Troy Carter: The 2015 Billboard Power 100
Kozlowski was soon brought on board as Smashd's editorial director, with established writers like Adam Popescu (Fast Company, Mashable), Lisen Stromberg (New York Times, Newsweek) and Tameka Kee (Digiday, AdColony) among the site's writers and contributors. The initial content is a carefully curated mix of stories and videos that meet what Carter calls a mix of "Forbes meets Fader" -- an interview with Nas about his tech-investment firm QueensBridge; a Fast Company-esque analysis on the need for more female entrepreneurs in Silicon Valley, a Q&A with Product Hunt founder Ryan Hoover and a cautionary piece on emailing in entertainment post-Sony Hack.
Carter hopes Smashd will carve out its own niche separate from some of the more "announcement-style" journalism that pervades a lot of tech blogs and magazines. "It's very rare when you can get a real glimpse inside the life of an entrepreneur.

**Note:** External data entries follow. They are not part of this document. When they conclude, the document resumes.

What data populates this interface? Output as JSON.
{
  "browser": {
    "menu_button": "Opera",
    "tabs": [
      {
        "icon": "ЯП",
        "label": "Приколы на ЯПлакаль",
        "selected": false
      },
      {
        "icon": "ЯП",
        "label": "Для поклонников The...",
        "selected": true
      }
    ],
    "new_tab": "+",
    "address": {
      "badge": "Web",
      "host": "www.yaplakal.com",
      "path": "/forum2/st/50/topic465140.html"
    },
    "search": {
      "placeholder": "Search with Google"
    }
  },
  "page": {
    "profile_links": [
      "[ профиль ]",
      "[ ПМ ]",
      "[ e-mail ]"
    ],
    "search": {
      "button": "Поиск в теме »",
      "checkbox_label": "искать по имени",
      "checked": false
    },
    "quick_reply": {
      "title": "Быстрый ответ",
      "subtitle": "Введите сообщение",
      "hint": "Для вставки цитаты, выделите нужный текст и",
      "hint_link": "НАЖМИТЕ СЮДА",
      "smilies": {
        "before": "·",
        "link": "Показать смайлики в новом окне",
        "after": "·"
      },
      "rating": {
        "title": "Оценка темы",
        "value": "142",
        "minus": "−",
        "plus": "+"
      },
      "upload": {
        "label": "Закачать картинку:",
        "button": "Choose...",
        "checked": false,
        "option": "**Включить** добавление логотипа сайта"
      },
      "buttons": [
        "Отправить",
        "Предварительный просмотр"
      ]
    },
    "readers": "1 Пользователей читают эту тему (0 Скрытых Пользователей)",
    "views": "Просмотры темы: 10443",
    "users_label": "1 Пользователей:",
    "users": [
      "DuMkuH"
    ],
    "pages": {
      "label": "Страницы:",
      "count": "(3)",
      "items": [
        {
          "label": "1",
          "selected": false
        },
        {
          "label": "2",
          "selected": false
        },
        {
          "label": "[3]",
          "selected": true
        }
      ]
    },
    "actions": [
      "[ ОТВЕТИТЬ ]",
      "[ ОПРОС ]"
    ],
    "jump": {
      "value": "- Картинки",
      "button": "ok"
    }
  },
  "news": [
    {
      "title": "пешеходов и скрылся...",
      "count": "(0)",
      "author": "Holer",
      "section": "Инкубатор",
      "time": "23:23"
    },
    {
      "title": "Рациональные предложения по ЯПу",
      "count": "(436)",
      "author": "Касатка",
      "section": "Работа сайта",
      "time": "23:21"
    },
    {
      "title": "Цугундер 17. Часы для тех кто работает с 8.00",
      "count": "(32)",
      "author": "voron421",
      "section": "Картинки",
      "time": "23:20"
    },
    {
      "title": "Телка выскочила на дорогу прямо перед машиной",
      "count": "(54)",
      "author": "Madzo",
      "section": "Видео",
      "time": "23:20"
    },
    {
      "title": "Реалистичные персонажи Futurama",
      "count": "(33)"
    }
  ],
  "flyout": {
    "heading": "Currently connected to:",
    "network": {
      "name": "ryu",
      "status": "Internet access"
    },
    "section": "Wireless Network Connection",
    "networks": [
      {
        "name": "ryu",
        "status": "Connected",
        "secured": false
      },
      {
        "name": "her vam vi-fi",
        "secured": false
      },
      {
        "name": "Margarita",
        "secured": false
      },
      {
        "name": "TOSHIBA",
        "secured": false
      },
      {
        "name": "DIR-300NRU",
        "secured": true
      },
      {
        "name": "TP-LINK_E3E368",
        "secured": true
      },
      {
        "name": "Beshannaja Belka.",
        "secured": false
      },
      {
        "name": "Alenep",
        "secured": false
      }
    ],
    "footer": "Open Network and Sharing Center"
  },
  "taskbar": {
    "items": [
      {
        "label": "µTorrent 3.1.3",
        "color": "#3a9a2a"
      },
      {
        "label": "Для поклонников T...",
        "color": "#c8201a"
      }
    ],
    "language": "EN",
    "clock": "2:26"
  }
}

So for us, most of the stories we're gonna be covering, like through a series called 'In Residence,' will give a glimpse inside their environment."
Carter is not alone in his move toward digital content. Fellow music managers Ron Laffitte (Pharrell Williams, Ryan Tedder) and Scott Rodger (Paul McCartney, Arcade Fire) became founding investors last June in Anthemic, the new venture from Filter magazine co-founder Alan Sartirana. And in December, industry titan Irving Azoff (the Eagles, Fleetwood Mac) and comedy client Chelsea Handler were announced as key participants in a $6.5 million Series A funding of e-newsletter The Skimm (Carter, incidentally, was also an investor, as was iHeartMedia CEO Bob Pittman).
And though Carter has access to more than 40 entrepreneurs through Atom Factory's AF Square Ventures (which has investments in companies like Uber, Dropbox, Spotify, Genius and Prizeo), Smashd will primarily focus on tech execs outside Atom Factory's immediate network, like Kiip co-founder Brian Wong and Styleseat CEO Melody McCloskey. "There's lots of low-hanging fruit in our network, but our net is open wide to whomever we're inspired by," Carter says.
Smashd is independently funded by Atom Factory, with an ad-free model at launch and a digital-only distribution plan. "I don't think there will ever be a need for a print counterpart for what we're doing. It's all digital for us, and possibly taking some of the programs we're shooting and creating long-form versions that we'll probably end up selling to television networks. Our thing is just to be able to get the content wherever the people are."